ears were infested too. I've also trapped some ferals and strays that were
infested, and I
wouldn't have known if I didn't check. The second infestation doesn't seem
to bother some cats as much as the first.


The others are all clean and pink eared right now. In
> theory, they shouldn't have a chance to pick up mites indoors, but it has
> happened before.

Humans can serve as intermediate carriers (not in the ears, though).

Another tip: when you treat a cat's ears, treat her tail too. Cats curl up
when they sleep, so, mites can migrate back and forth from the tail.

Good luck.

Phil

Phil P.
October 17th 05, 04:00 AM
"5cats" > wrote in message
...
> Phil P. wrote:
>
> > "5cats" > wrote in message
> > ...
> >>
> >> Yeah, I've been through this many times before, especially years ago
> >> when the cats still were outside fairly often. Right now, I don't
> >> think this is mites, but there were a some flecks of crusty stuff.


> I used a moist cotton ball to clean the top part of her ear, the stuff
> does not turn red when in contact with water, so I think it's more likely
> to be clumps of wax than a scab.


I've been thinking about your description of "flecks of crusty stuff". I
remember something about that other than scabs but I couldn't remember
exactly what (Alzheimer's must be setting in). It was really bugging me
(pun intended), so I decided to check my parasitology texts and reference
manuals. I thought you might be interested in what I found:

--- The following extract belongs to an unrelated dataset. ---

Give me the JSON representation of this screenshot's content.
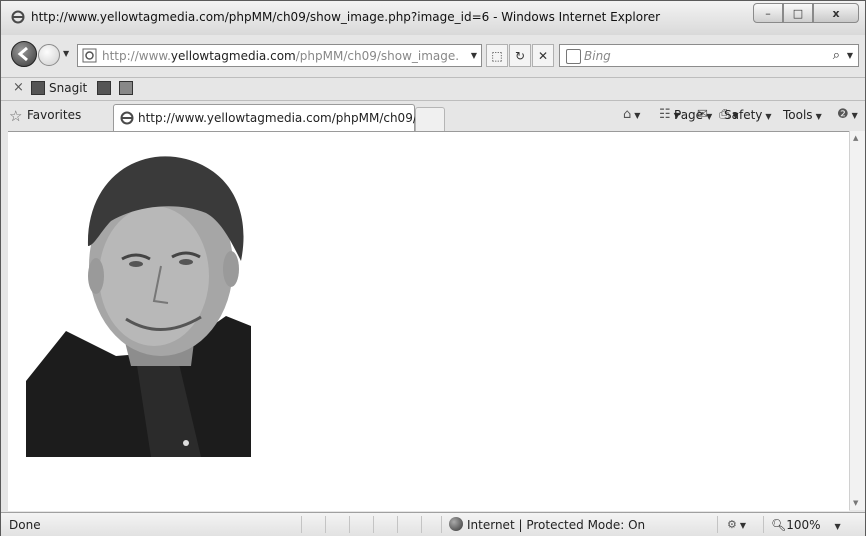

"When large numbers of mites are present in the canal, the cat's ear tends
to contain a dry, waxy, light-colored, parchment-like material in sheets,
with large numbers of mites present in each layer." (Georgis' Parasitology
for Veterinarians, p 67).

How does that description match the material you found? Wax (cerumen) is
brown, so, the 'crusty stuff" probably isn't wax.

Phil.

5cats
October 17th 05, 04:39 AM
Phil P. wrote:

>
> "5cats" > wrote in message
> ...
>> Phil P. wrote:
>>
>> > "5cats" > wrote in message
>> > ...
>> >>
>> >> Yeah, I've been through this many times before, especially years
>> >> ago when the cats still were outside fairly often. Right now, I
>> >> don't think this is mites, but there were a some flecks of crusty
>> >> stuff.
>
>
>> I used a moist cotton ball to clean the top part of her ear, the
>> stuff does not turn red when in contact with water, so I think it's
>> more likely to be clumps of wax than a scab.
>
>
> I've been thinking about your description of "flecks of crusty stuff".
> I remember something about that other than scabs but I couldn't
> remember exactly what (Alzheimer's must be setting in). It was really
> bugging me (pun intended), so I decided to check my parasitology texts
> and reference manuals. I thought you might be interested in what I
> found:
>
> "When large numbers of mites are present in the canal, the cat's ear
> tends to contain a dry, waxy, light-colored, parchment-like material
> in sheets, with large numbers of mites present in each layer."
> (Georgis' Parasitology for Veterinarians, p 67).
>
> How does that description match the material you found? Wax (cerumen)
> is brown, so, the 'crusty stuff" probably isn't wax.
>
> Phil.
>

It is dark brown. I guess I picked a bad word for it. Maybe 'clumpy' is
nearer the mark. Definately not parchment-like.

5cats
October 17th 05, 05:21 AM
Phil P. wrote:

>
> Not necessarily- as cats get older some cats build up an immunity to
> the effects of ear mites. I noticed this phenomenon in a litter of
> kittens with ear mites. The kittens were scratching their ears and
> shaking their heads like crazy- but their mother was acting perfectly
> normal even though her ears were infested too. I've also trapped some
> ferals and strays that were infested, and I
> wouldn't have known if I didn't check. The second infestation doesn't
> seem to bother some cats as much as the first.

Well, that's a bit of a concern. Some of them had mites last year and
also three years ago.


> The others are all clean and pink eared right now. In
>> theory, they shouldn't have a chance to pick up mites indoors, but it
>> has happened before.
>
> Humans can serve as intermediate carriers (not in the ears, though).
>

Last year, none of the cats had been outside so my only guesses were that
I'd carried the mites in on my shoes or on catnip plant stems & leaves.